[Data items]
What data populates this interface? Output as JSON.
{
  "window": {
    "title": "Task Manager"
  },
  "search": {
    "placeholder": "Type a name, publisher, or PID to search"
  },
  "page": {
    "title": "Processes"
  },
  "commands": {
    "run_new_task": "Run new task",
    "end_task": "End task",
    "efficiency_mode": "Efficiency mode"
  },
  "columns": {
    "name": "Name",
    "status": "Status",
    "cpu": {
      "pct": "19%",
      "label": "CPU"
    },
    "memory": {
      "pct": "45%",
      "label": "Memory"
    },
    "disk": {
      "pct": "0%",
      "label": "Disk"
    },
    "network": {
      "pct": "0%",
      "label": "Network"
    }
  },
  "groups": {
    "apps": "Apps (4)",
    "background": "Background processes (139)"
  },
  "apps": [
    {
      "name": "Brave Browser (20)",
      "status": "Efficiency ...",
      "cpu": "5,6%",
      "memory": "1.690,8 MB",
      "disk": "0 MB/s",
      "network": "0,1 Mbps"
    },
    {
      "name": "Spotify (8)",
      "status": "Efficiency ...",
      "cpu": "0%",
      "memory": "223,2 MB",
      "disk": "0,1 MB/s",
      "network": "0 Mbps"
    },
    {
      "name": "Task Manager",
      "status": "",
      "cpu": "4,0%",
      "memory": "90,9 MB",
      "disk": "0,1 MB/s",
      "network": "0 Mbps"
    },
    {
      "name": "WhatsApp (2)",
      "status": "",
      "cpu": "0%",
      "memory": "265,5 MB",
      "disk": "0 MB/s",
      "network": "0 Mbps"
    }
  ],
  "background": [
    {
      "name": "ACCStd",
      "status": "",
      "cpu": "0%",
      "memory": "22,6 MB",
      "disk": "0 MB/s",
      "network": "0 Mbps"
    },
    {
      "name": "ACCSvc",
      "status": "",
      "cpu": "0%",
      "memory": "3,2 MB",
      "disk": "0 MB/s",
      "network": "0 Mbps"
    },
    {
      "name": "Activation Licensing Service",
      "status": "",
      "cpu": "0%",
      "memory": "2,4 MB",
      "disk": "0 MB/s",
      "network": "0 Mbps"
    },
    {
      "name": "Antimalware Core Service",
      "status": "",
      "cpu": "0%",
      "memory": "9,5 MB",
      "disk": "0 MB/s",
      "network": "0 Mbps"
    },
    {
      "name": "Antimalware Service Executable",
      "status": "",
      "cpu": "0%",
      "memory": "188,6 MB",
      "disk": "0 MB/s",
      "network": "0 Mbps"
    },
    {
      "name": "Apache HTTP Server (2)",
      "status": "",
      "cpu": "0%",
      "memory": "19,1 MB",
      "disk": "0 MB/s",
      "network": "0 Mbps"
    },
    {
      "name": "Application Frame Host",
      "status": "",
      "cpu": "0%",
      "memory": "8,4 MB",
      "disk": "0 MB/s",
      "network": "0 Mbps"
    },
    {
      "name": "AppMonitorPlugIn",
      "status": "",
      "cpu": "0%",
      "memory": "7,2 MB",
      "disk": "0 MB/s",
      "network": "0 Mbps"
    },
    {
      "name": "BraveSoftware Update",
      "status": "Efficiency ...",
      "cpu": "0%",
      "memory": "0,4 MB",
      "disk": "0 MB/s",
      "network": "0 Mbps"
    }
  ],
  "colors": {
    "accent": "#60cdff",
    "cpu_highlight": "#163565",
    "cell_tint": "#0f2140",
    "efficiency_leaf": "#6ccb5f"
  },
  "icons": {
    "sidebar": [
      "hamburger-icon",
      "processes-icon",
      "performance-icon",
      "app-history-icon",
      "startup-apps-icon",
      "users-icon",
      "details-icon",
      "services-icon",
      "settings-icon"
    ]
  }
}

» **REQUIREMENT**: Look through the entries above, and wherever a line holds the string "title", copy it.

» **EXERCISE SOLUTION**:
    "title": "Task Manager"
    "title": "Processes"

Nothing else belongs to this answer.